Date: 1 May 2006
Originally published in: Healthy (UK)
Written by: Kim Wilde
Thinking of starting your own garden? Begin small and plan carefully, says Kim, Gold Medal winner at last year’s Chelsea Flower Show.
Nearly 10 years ago I stared out of the windows at the back of my house and saw nothing but rough grass on our windy hill. I felt completely daunted by this blank canvas, and couldn’t for the life of me imagine it ever becoming a garden.
So I sat with a pile of gardening books and found myself falling in love with the subject. How I wish I knew then what I know now! For a start, I was far too ambitious with vegetables and created eight raised beds, which proved horribly high maintenance.
Complete ignorance about soil meant my plants stubbornly refused to flourish in our clay soil. Not to be defeated, I took myself off to horticultural college and embarked on a condensed course in planting and design.
Our garden has flourished ever since, and with some careful thought and planning, yours will too.
If you’re bursting to make an impression on your garden this summer, make a wish list of things you need, like sheds or washing lines, and exciting additions you’d love, such as a water feature.
Style, of course, is very much down to personal taste, but you should consider your location (are you town or country?) and the style and materials of your house. An urban garden may suit a tropical paradise with funky foliage, or something minimal and contemporary. Houses in more rural areas could happily accommodate a Mediterranean style using aromatic plants, such as lavender and santolina.

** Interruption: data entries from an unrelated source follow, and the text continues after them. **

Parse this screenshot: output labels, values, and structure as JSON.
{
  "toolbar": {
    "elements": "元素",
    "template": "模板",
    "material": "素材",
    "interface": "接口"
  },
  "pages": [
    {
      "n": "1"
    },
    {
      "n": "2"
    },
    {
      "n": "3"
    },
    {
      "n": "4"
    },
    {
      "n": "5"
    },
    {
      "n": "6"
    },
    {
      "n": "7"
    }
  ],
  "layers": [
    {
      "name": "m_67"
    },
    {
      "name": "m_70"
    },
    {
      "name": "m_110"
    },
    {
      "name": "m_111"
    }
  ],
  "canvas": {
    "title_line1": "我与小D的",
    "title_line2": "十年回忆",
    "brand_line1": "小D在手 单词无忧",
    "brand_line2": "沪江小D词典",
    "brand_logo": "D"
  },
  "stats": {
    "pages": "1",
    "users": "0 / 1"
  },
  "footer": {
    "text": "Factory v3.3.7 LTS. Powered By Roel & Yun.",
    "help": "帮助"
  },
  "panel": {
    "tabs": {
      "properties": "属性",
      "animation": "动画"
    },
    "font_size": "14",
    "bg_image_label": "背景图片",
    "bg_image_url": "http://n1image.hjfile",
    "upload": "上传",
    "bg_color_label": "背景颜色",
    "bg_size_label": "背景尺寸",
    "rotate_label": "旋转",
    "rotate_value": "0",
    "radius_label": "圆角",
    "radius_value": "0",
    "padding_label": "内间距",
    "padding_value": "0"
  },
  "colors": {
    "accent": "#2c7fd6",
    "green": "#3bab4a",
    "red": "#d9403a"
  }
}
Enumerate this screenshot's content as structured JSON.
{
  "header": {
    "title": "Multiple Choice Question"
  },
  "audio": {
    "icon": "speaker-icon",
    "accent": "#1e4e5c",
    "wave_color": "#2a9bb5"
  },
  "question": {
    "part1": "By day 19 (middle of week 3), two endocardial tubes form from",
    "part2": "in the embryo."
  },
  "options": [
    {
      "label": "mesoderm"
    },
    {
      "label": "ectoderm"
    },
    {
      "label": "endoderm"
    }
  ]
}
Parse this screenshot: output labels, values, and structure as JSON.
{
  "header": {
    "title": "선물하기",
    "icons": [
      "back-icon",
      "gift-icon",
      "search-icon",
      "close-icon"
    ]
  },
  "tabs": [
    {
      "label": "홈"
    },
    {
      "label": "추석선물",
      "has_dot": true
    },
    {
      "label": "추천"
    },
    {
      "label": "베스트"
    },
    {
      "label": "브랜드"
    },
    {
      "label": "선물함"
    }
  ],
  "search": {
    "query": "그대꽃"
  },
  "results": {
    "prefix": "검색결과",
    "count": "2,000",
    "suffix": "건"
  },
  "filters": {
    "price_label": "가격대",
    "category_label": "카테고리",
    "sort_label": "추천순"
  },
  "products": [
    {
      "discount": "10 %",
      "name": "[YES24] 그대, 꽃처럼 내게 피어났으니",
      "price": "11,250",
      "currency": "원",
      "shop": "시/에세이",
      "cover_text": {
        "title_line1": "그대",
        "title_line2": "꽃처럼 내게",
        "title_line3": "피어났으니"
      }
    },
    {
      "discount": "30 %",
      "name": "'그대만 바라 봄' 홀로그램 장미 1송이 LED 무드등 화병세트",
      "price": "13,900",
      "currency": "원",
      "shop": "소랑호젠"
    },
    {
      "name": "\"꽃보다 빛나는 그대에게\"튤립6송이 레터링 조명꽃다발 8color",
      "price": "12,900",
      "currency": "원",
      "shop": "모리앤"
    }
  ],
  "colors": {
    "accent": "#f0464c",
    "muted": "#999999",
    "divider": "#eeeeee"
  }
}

An alternative is a traditional cottage garden style with roses and honeysuckle.
Sticking to one style is not a hard and fast rule (there are very few of those in gardening), but a mish-mash of styles will look restless and cluttered. Big gardens are the exception – you can accommodate a series of garden rooms, all with an individual style.
Try creating a storyboard of images you’ve seen in garden magazines. This should include your preferred hard landscaping materials, such as stone or gravel, garden styles and planting combinations.
Most gardens include a patio area, perhaps with a dining area sheltered by a pergola, and a sunny decking area for taking in a few rays.
Look to see where the sun rises and sets, as this will dictate to a large extent where seating areas are best placed (a west-facing corner is perfect for a sunny seating area). It will also indicate where plants will thrive or struggle. Other ideas include small paths, water features, lighting and places to grow vegetables and herbs.
Different levels can look great, so if your garden is on a slope, tiered flower beds could be a practical solution too. Just as you have different rooms inside your house, the same principle can apply to the outside. A garden divided into smaller units using hedges, arches and a trellis will be a lot more interesting than one where you see the whole garden at once. And last, but not least, don’t forget the needs of children and pets!
A well-designed garden could add thousands to the value of your house, but it needs to be approached realistically. A well-thought-out plan now will save time and money in the future, and could turn out to be one of the best investments you’ve ever made personally and financially.
Kim’s top 5 garden plants
- Choisya Ternata A lovely evergreen shrub with white, scented flowers. It’s useful for providing structure in a border, and is tolerant of poor soil.
- Alchemilla mollis Excellent deciduous groundcover plant, with scalloped, felty, apple-green foliage. Also tolerant of different soil conditions.
- Sedum ‘Herbstfreude’ With grey-green foliage, and umbel-shaped flowers that butterflies love, this plant needs a sunny spot.
- Geranium ‘Johnson’s blue’ Not the brightly coloured bedding plant, but the ground cover that flowers for weeks during the summer.
- Lavandula Angutifolia ‘Hidcote’ One of my ‘must have’ plants that will thrive on rubble.